[Data items]
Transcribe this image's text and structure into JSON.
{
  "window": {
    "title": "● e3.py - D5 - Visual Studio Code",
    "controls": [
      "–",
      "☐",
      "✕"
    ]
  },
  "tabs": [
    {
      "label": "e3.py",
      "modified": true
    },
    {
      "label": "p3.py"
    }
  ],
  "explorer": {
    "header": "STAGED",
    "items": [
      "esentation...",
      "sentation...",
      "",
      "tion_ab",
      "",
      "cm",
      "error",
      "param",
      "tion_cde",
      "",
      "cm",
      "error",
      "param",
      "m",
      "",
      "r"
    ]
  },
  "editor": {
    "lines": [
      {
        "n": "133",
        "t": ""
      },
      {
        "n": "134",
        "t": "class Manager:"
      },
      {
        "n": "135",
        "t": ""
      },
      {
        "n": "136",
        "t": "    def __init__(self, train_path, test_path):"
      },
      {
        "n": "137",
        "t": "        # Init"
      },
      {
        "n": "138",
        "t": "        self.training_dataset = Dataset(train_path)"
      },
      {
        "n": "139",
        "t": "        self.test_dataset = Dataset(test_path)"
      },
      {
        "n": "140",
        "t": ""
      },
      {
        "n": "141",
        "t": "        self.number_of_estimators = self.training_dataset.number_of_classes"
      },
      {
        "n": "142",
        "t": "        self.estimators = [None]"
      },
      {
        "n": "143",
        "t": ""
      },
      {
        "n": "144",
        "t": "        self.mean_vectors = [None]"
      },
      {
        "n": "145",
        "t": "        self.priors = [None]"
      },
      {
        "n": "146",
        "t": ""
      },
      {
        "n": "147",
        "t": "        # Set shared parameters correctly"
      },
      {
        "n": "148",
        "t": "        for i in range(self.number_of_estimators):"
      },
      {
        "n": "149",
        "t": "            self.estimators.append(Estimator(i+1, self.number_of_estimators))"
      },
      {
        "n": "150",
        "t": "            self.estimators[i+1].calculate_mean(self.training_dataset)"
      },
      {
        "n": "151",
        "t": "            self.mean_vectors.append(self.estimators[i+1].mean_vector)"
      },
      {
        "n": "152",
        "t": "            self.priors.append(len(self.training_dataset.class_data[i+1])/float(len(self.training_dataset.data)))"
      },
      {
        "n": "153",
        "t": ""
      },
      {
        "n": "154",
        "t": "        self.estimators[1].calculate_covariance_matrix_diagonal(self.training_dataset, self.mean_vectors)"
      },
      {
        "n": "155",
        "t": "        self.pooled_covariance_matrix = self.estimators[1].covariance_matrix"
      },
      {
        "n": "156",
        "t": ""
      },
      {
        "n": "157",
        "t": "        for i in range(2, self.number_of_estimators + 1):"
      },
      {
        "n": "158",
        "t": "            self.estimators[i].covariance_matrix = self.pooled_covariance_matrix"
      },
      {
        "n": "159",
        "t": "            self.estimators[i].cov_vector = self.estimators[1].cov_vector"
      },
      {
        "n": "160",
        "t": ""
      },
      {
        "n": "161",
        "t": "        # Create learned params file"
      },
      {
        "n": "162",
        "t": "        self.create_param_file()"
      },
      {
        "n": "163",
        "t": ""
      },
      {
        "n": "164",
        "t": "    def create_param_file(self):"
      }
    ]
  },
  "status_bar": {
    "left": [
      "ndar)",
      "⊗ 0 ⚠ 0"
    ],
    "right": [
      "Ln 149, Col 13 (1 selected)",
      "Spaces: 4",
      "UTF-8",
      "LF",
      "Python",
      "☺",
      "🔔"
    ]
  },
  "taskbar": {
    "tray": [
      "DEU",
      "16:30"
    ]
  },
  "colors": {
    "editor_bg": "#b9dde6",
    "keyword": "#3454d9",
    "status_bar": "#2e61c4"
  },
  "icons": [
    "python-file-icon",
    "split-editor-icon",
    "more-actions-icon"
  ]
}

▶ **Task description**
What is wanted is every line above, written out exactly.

▶ **Your response**
Transcribe this image's text and structure into JSON.
{
  "window": {
    "title": "● e3.py - D5 - Visual Studio Code",
    "controls": [
      "–",
      "☐",
      "✕"
    ]
  },
  "tabs": [
    {
      "label": "e3.py",
      "modified": true
    },
    {
      "label": "p3.py"
    }
  ],
  "explorer": {
    "header": "STAGED",
    "items": [
      "esentation...",
      "sentation...",
      "",
      "tion_ab",
      "",
      "cm",
      "error",
      "param",
      "tion_cde",
      "",
      "cm",
      "error",
      "param",
      "m",
      "",
      "r"
    ]
  },
  "editor": {
    "lines": [
      {
        "n": "133",
        "t": ""
      },
      {
        "n": "134",
        "t": "class Manager:"
      },
      {
        "n": "135",
        "t": ""
      },
      {
        "n": "136",
        "t": "    def __init__(self, train_path, test_path):"
      },
      {
        "n": "137",
        "t": "        # Init"
      },
      {
        "n": "138",
        "t": "        self.training_dataset = Dataset(train_path)"
      },
      {
        "n": "139",
        "t": "        self.test_dataset = Dataset(test_path)"
      },
      {
        "n": "140",
        "t": ""
      },
      {
        "n": "141",
        "t": "        self.number_of_estimators = self.training_dataset.number_of_classes"
      },
      {
        "n": "142",
        "t": "        self.estimators = [None]"
      },
      {
        "n": "143",
        "t": ""
      },
      {
        "n": "144",
        "t": "        self.mean_vectors = [None]"
      },
      {
        "n": "145",
        "t": "        self.priors = [None]"
      },
      {
        "n": "146",
        "t": ""
      },
      {
        "n": "147",
        "t": "        # Set shared parameters correctly"
      },
      {
        "n": "148",
        "t": "        for i in range(self.number_of_estimators):"
      },
      {
        "n": "149",
        "t": "            self.estimators.append(Estimator(i+1, self.number_of_estimators))"
      },
      {
        "n": "150",
        "t": "            self.estimators[i+1].calculate_mean(self.training_dataset)"
      },
      {
        "n": "151",
        "t": "            self.mean_vectors.append(self.estimators[i+1].mean_vector)"
      },
      {
        "n": "152",
        "t": "            self.priors.append(len(self.training_dataset.class_data[i+1])/float(len(self.training_dataset.data)))"
      },
      {
        "n": "153",
        "t": ""
      },
      {
        "n": "154",
        "t": "        self.estimators[1].calculate_covariance_matrix_diagonal(self.training_dataset, self.mean_vectors)"
      },
      {
        "n": "155",
        "t": "        self.pooled_covariance_matrix = self.estimators[1].covariance_matrix"
      },
      {
        "n": "156",
        "t": ""
      },
      {
        "n": "157",
        "t": "        for i in range(2, self.number_of_estimators + 1):"
      },
      {
        "n": "158",
        "t": "            self.estimators[i].covariance_matrix = self.pooled_covariance_matrix"
      },
      {
        "n": "159",
        "t": "            self.estimators[i].cov_vector = self.estimators[1].cov_vector"
      },
      {
        "n": "160",
        "t": ""
      },
      {
        "n": "161",
        "t": "        # Create learned params file"
      },
      {
        "n": "162",
        "t": "        self.create_param_file()"
      },
      {
        "n": "163",
        "t": ""
      },
      {
        "n": "164",
        "t": "    def create_param_file(self):"
      }
    ]
  },
  "status_bar": {
    "left": [
      "ndar)",
      "⊗ 0 ⚠ 0"
    ],
    "right": [
      "Ln 149, Col 13 (1 selected)",
      "Spaces: 4",
      "UTF-8",
      "LF",
      "Python",
      "☺",
      "🔔"
    ]
  },
  "taskbar": {
    "tray": [
      "DEU",
      "16:30"
    ]
  },
  "colors": {
    "editor_bg": "#b9dde6",
    "keyword": "#3454d9",
    "status_bar": "#2e61c4"
  },
  "icons": [
    "python-file-icon",
    "split-editor-icon",
    "more-actions-icon"
  ]
}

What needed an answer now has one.